## Data shown
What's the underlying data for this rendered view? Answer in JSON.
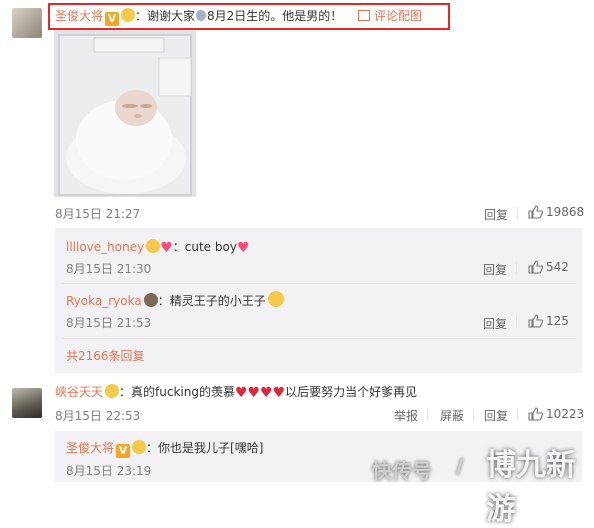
{
  "post": {
    "author": "圣俊大将",
    "text_before": "：谢谢大家",
    "text_after": "8月2日生的。他是男的！",
    "pic_link": "评论配图",
    "time": "8月15日 21:27",
    "reply_label": "回复",
    "likes": "19868"
  },
  "replies": [
    {
      "author": "llllove_honey",
      "text": "：cute boy",
      "time": "8月15日 21:30",
      "reply_label": "回复",
      "likes": "542"
    },
    {
      "author": "Ryoka_ryoka",
      "text": "：精灵王子的小王子",
      "time": "8月15日 21:53",
      "reply_label": "回复",
      "likes": "125"
    }
  ],
  "reply_count": "共2166条回复",
  "comment2": {
    "author": "峡谷天天",
    "text_before": "：真的fucking的羡慕",
    "text_after": "以后要努力当个好爹再见",
    "time": "8月15日 22:53",
    "report_label": "举报",
    "block_label": "屏蔽",
    "reply_label": "回复",
    "likes": "10223"
  },
  "reply3": {
    "author": "圣俊大将",
    "text": "：你也是我儿子[嘿哈]",
    "time": "8月15日 23:19"
  },
  "watermarks": {
    "left": "快传号",
    "mid": "/",
    "right": "博九新游"
  },
  "colors": {
    "name": "#eb7350",
    "highlight": "#e8262a",
    "sub_bg": "#f2f2f5"
  }
}
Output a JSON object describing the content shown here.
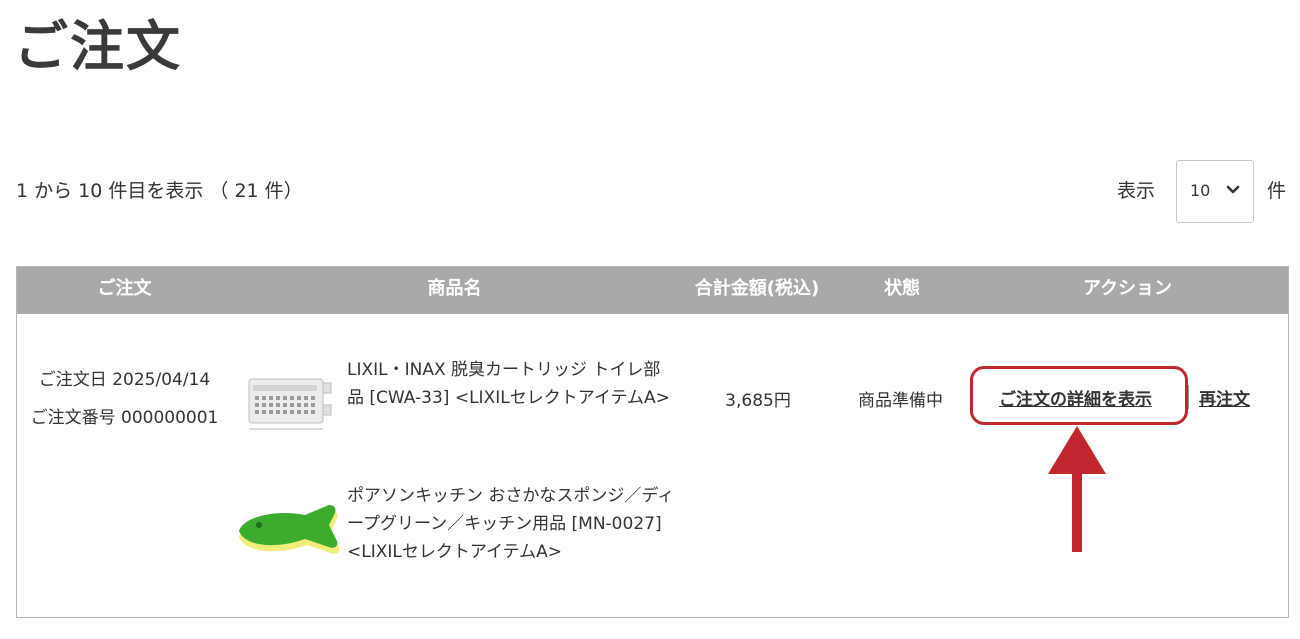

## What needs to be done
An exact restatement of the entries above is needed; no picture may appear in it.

## Response area
What's the underlying data for this rendered view? Answer in JSON.
{
  "post": {
    "author": "圣俊大将",
    "text_before": "：谢谢大家",
    "text_after": "8月2日生的。他是男的！",
    "pic_link": "评论配图",
    "time": "8月15日 21:27",
    "reply_label": "回复",
    "likes": "19868"
  },
  "replies": [
    {
      "author": "llllove_honey",
      "text": "：cute boy",
      "time": "8月15日 21:30",
      "reply_label": "回复",
      "likes": "542"
    },
    {
      "author": "Ryoka_ryoka",
      "text": "：精灵王子的小王子",
      "time": "8月15日 21:53",
      "reply_label": "回复",
      "likes": "125"
    }
  ],
  "reply_count": "共2166条回复",
  "comment2": {
    "author": "峡谷天天",
    "text_before": "：真的fucking的羡慕",
    "text_after": "以后要努力当个好爹再见",
    "time": "8月15日 22:53",
    "report_label": "举报",
    "block_label": "屏蔽",
    "reply_label": "回复",
    "likes": "10223"
  },
  "reply3": {
    "author": "圣俊大将",
    "text": "：你也是我儿子[嘿哈]",
    "time": "8月15日 23:19"
  },
  "watermarks": {
    "left": "快传号",
    "mid": "/",
    "right": "博九新游"
  },
  "colors": {
    "name": "#eb7350",
    "highlight": "#e8262a",
    "sub_bg": "#f2f2f5"
  }
}
Output a JSON object describing the content shown here.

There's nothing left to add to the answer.